“He who rebukes a man will find more favour afterward Than he who flatters with the tongue.” (Prov 28:23)
3. Bless and praise God.
And lastly, what better use is there for the tongue than to bless and praise our God. To give Him glory by our words.
Again as the Psalmist proclaims, (71:23,24), “My lips shall greatly rejoice when I sing to You, And my soul, which You have redeemed. My tongue also shall talk of Your righteousness all the day long.”
We are to “continually offer the sacrifice of praise to God, that is, the fruit of our lips, giving thanks to His name.”
The offering we bring each Sunday is to be a sweet smelling aroma that lifts from our tongues up to heaven.
The lord desires to hear the words of our tongues which speak of Him, which give Him glory and cause others to reflect upon His beauty.
Let this be what comes from our tongues, not just once a week but daily and endlessly.
Conclusion So James teaches that we are to govern our tongue so as to prove ourselves perfect and upright men, and such people who have control over themselves. “If any man offend not in word, the same is a perfect man, and also able to bridle the whole body.”
Brethren, we have a serious responsibility to keep our tongue in check; we are to keep it from ruling over us and running itself reckless to the detriment of ourselves and others.
These six things doth the LORD hate: yea, seven are an abomination unto him: 17 A proud look, a lying tongue, and hands that shed innocent blood, 18 An heart that deviseth wicked imaginations, feet that be swift in running to mischief, 19 A false witness that speaketh lies, and he that soweth discord among brethren.
In the recent past I have seen someone who is close to me have his name dragged to the ground by the malicious words of a fellow believer. In what appeared to be a deliberate attempt to undermine that fellows integrity has now possibly done untold damage to his reputation.
This man is one of the best preachers of the Gospel I have ever heard, yet what will his next audience be thinking when he stands up to preach on his next occasion? Their opinions may be immediately biased against that man and anything he might say.
Such discord sown among brethren and such slander spoken to others can do untold damage to a mans ministry and testimony.
The Christian Church has been particularly bad in respect to rumour, gossip and backbiting and we really have to wake up to ourselves and we must not treat this subject lightly.
You see, Psalm 139:4 says, “For there is not a word on my tongue, but behold, O Lord, You know it altogether.”
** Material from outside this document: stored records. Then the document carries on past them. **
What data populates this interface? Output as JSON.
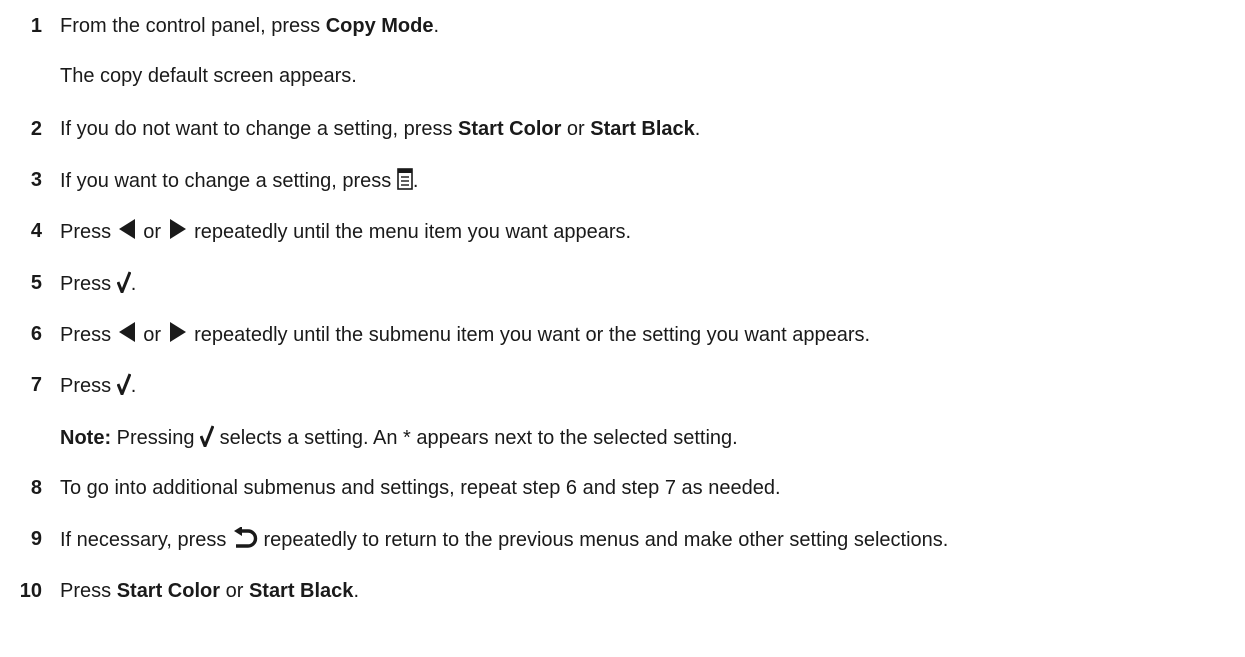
{
  "steps": [
    {
      "num": "1",
      "pre": "From the control panel, press ",
      "bold": "Copy Mode",
      "post": "."
    },
    {
      "sub": "The copy default screen appears."
    },
    {
      "num": "2",
      "pre": "If you do not want to change a setting, press ",
      "bold1": "Start Color",
      "mid": " or ",
      "bold2": "Start Black",
      "post": "."
    },
    {
      "num": "3",
      "pre": "If you want to change a setting, press ",
      "post": ".",
      "icon": "menu-icon"
    },
    {
      "num": "4",
      "pre": "Press ",
      "mid": " or ",
      "post": " repeatedly until the menu item you want appears.",
      "icon_left": "left-arrow-icon",
      "icon_right": "right-arrow-icon"
    },
    {
      "num": "5",
      "pre": "Press ",
      "post": ".",
      "icon": "checkmark-icon"
    },
    {
      "num": "6",
      "pre": "Press ",
      "mid": " or ",
      "post": " repeatedly until the submenu item you want or the setting you want appears.",
      "icon_left": "left-arrow-icon",
      "icon_right": "right-arrow-icon"
    },
    {
      "num": "7",
      "pre": "Press ",
      "post": ".",
      "icon": "checkmark-icon"
    },
    {
      "note_label": "Note:",
      "pre": " Pressing ",
      "post": " selects a setting. An * appears next to the selected setting.",
      "icon": "checkmark-icon"
    },
    {
      "num": "8",
      "text": "To go into additional submenus and settings, repeat step 6 and step 7 as needed."
    },
    {
      "num": "9",
      "pre": "If necessary, press ",
      "post": " repeatedly to return to the previous menus and make other setting selections.",
      "icon": "back-icon"
    },
    {
      "num": "10",
      "pre": "Press ",
      "bold1": "Start Color",
      "mid": " or ",
      "bold2": "Start Black",
      "post": "."
    }
  ]
}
There is nothing that can be hid from God. No little secret we can tell another without Him hearing it and He will one day hold you accountable for your loose words.
And in the meantime your loose words may destroy peoples name and reputation, and may even destroy people themselves.
So let us take heed to His word and remember in future to take care of what we may say about others.
“Lord, who may abide in Your tabernacle? Who may dwell in Your holy hill? He who walks uprightly, And works righteousness, And speaks the truth in his heart; He who does not backbite with his tongue, Nor does evil to his neighbour, Nor does he take up a reproach against his friend;” (Ps. 15:1-3)